Colorado Stories is a community-based suite of exhibits with media- and artifact-rich galleries exploring the many ways Coloradans have created community.
In the 1960s and ’70s, Chicano activists fought to end discrimination, secure rights, and gain political and social power through education, culture, and the arts. El Movimiento uses artifacts, photos, archival video footage, and the activists’ own voices to tell about the struggle for labor rights, student activism, the Vietnam War, and more. Community advisers from across the state created El Movimiento with our staff.

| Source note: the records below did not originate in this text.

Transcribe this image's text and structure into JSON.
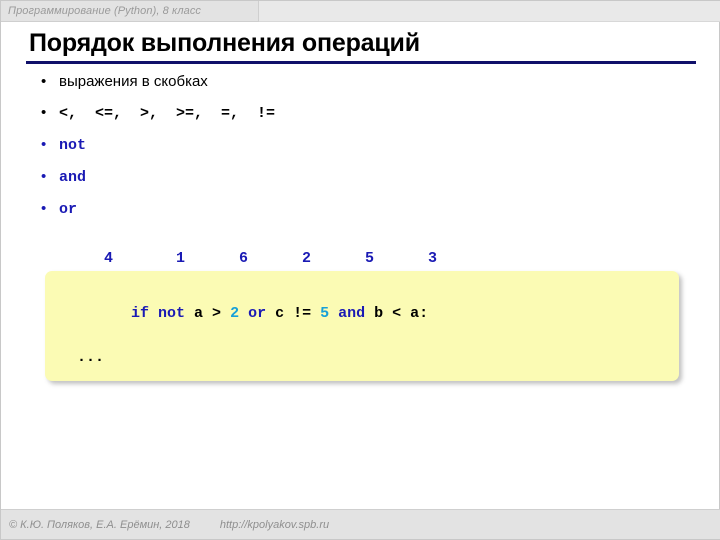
{
  "header": {
    "course_label": "Программирование (Python), 8 класс"
  },
  "title": "Порядок выполнения операций",
  "bullets": [
    {
      "text": "выражения в скобках",
      "style": "plain",
      "bullet_color": "#000000"
    },
    {
      "text": "<,  <=,  >,  >=,  =,  !=",
      "style": "mono-black",
      "bullet_color": "#000000"
    },
    {
      "text": "not",
      "style": "mono-blue",
      "bullet_color": "#1a1ab4"
    },
    {
      "text": "and",
      "style": "mono-blue",
      "bullet_color": "#1a1ab4"
    },
    {
      "text": "or",
      "style": "mono-blue",
      "bullet_color": "#1a1ab4"
    }
  ],
  "bullet_glyph": "•",
  "code": {
    "order_numbers_line": "     4       1      6      2      5      3",
    "order_numbers": [
      "4",
      "1",
      "6",
      "2",
      "5",
      "3"
    ],
    "line1": {
      "tokens": [
        {
          "t": "if ",
          "c": "kw"
        },
        {
          "t": "not ",
          "c": "kw"
        },
        {
          "t": "a > ",
          "c": "pl"
        },
        {
          "t": "2",
          "c": "num"
        },
        {
          "t": " ",
          "c": "pl"
        },
        {
          "t": "or ",
          "c": "kw"
        },
        {
          "t": "c != ",
          "c": "pl"
        },
        {
          "t": "5",
          "c": "num"
        },
        {
          "t": " ",
          "c": "pl"
        },
        {
          "t": "and ",
          "c": "kw"
        },
        {
          "t": "b < a:",
          "c": "pl"
        }
      ]
    },
    "line2": "  ..."
  },
  "footer": {
    "copyright": "© К.Ю. Поляков, Е.А. Ерёмин, 2018",
    "url": "http://kpolyakov.spb.ru"
  },
  "colors": {
    "rule": "#10106a",
    "keyword": "#1a1ab4",
    "number": "#17a0d8",
    "code_bg": "#fbfbb4",
    "chrome": "#e3e3e3",
    "muted_text": "#8f8f8f"
  }
}
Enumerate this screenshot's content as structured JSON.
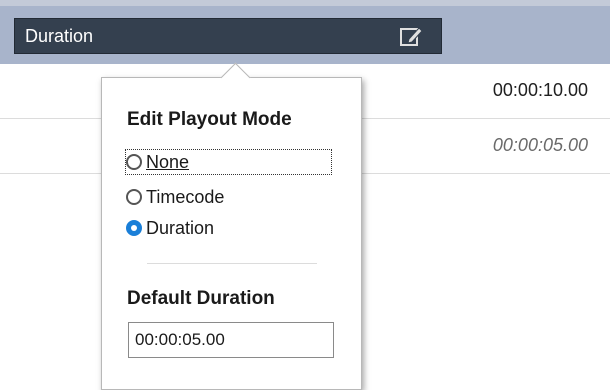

Mountain Haven: Lincoln Hills, 1925–1965
Coloradans love the outdoors. But African Americans were once barred from leisure opportunities most whites took for granted. Explore a Rocky Mountain haven where African Americans could hike, fish, and camp—and leave discrimination behind.
Flip through our Lincoln Hills photo album.
Jumping for Joy: Steamboat Springs, 1915
Mountain men, mail carriers, and miners ranged the Rockies on skis. Pretty soon, people figured out skiing was fun! Norwegian ski champion Carl Howelsen taught Steamboat’s children to fly. Now it’s your turn to make the leap!
Convergence: Bent’s Fort, 1833–1849
Weary Santa Fe Trail travelers cheered when they saw the adobe “Castle on the Plains”—a marketplace like no other. Explore this outpost of trade on Colorado’s Plains through a touch table and archaeological artifacts.
Top of the World: A Silverton Silver Mine, around 1880
Hard-rock mining is hard! In Silverton, miners were mountaineers, gouging ore out of deep snow and steep granite slopes. Do you have what it takes? The shift boss is hiring!
Confined Citizens: The Amache-Granada Relocation Center, 1942–1945
After Pearl Harbor, 120,000 Japanese and Japanese Americans were forced into internment camps—including one in Colorado called “Amache.” Half of Colorado’s newly imprisoned population were children. Two-thirds were American citizens. None was accused of a crime.
Boomtown: Denver, 1860
Our Denver Diorama broke new ground in the 1930s, making History Colorado the first organization in the nation to deploy federal relief funds for projects that employed historians, artists, architects, and craftspeople. Today it continues to depict in detail the emerging town of Denver as it looked in 1860. It features 350 miniature structures: cabins, frame and brick buildings, tents, bridges, outhouses, saloons, hotels, theaters, and an encampment of Arapaho people.